I think it’s amazing how simple things that we experience or see every day all have deeper explanations as to how they work, how they are processed, how they function, how they are structured, and so on. Understanding the deeper meaning to everyday things inspired me when I was younger. I decided to pursue a career that would allow me to contribute knowledge, and also continue learning about how the world really works. 

  

That’s such a great reason to follow your passions. How long have you been working in science, now?

  

I started my journey in science in 2015, undertaking a Bachelor of Science in Forensic Science. That taught me a wide range of subjects involving chemistry and biology fundamentals, such as DNA profiling, analyzing drugs of abuse, and learning about arson and explosives, fingerprinting, pathology, and more. 

  

Wow! That’s a long way from sugars from fiber!

 

That’s true! But in 2018, I began my Masters of Science in Pharmaceutical Biotechnology, where I refined my knowledge in biochemistry and molecular biology, understanding how to use different biological systems to process and purify a variety of different pharmaceuticals, food ingredients, and chemical products. That led me to The Supplant Company.  

 

Why did you want to work at The Supplant Company?

  

The Supplant Company is very ambitious with revolutionary and novel applications of currently understood technologies. I resonate with both the ambition to create impactful products which are better for the planet on the sustainability front, and with the goal to make products that are better for people. 

  

You’ve had a few interesting roles already at Supplant. What has your career path been like?

  

I joined The Supplant Company in 2019, straight after my Masters of Science, as a laboratory technician. I initially worked on optimization of fungal growth and maximizing enzyme production, before moving over to strain development, where I worked on improving the function of those different enzymes at a molecular level. 

  

In early 2021, I joined the process development team, where I was promoted to research scientist, combining those enzyme cocktails with pre-treated agricultural materials to optimize the process in making sugars from fiber, and other potential ingredients.  

 

You’ve moved quickly in your career, it sounds like.

  

Yes, and now I am working in the process development team, as a senior scientist. It’s a fast-growing company, too. I have seen the company grow from a small team of four in the R&D department, to now over 20! 

 

That’s fantastic. What do you spend most of your time doing at work?

  

My day-to-day activities at The Supplant Company involve working with the team to optimize our processes for various ingredients, maximizing them on an economic basis, and performing tech transfers from lab-scale to pilot scale and beyond. More recently we have been looking to improve our approach to biomass fractionation, to maximize the different products we can generate from one process. 

  

That sounds super interesting and satisfying.

 

It is. Some of the work I did when I first joined is still being used, and even optimized further by some of the newer members of the teams. It gives me a feeling of a contribution to the wider R&D department. 

 

Can you sum up your experience in a quote?

  

Yes, as Robert A. Heinlein said, “Everything is theoretically impossible until it is done.” 

 

That really resonates! Thanks Ryan!

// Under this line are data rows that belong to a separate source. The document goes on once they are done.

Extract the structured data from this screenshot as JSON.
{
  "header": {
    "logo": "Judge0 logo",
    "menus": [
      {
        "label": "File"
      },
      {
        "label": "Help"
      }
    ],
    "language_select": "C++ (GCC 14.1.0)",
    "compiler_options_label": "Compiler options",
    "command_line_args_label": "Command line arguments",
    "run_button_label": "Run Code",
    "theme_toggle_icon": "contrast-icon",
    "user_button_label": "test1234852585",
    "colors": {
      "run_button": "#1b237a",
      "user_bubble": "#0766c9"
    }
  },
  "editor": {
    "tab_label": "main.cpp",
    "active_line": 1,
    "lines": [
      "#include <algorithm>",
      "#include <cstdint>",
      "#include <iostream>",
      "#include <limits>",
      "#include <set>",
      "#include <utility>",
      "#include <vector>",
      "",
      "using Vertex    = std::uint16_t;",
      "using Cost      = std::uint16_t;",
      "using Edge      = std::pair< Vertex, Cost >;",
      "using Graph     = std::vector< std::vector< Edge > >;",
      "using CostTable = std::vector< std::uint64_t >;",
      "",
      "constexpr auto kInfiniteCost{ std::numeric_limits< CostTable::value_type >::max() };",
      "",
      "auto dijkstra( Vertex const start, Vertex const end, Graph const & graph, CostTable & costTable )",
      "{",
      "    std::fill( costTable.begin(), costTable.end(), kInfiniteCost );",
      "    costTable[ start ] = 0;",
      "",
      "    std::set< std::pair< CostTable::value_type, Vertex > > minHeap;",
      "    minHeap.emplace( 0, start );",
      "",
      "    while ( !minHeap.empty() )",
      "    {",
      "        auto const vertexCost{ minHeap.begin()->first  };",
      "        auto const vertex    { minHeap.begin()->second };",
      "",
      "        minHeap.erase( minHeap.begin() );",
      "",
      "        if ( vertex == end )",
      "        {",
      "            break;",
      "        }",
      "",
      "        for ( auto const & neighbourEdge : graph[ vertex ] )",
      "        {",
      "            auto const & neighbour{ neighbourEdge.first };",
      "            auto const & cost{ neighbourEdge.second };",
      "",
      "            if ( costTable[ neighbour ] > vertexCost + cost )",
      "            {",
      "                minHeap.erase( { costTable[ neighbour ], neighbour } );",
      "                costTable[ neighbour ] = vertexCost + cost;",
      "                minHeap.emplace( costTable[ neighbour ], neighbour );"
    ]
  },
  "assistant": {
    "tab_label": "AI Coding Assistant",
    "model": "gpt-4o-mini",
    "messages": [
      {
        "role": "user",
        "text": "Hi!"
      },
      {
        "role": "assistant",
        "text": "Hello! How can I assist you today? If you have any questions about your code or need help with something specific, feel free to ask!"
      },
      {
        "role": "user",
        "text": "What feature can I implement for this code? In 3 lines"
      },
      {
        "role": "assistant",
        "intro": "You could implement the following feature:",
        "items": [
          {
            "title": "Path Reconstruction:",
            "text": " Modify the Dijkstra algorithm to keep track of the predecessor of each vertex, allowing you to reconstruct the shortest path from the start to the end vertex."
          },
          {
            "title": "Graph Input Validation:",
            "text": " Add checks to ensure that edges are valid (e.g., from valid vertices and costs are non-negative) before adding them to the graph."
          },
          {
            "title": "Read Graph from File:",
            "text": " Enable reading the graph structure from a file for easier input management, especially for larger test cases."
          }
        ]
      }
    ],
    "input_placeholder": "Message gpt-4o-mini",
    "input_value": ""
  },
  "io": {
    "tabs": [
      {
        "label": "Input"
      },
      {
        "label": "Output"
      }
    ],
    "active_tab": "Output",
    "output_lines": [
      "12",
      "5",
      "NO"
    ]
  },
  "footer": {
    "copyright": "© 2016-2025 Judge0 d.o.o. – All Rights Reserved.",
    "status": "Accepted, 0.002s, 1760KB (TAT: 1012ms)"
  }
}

Found this interesting? You can read more interviews with our scientists here.

Love the work our scientists are doing? Supplant chocolate bars are now available on Amazon in milk and dark varieties.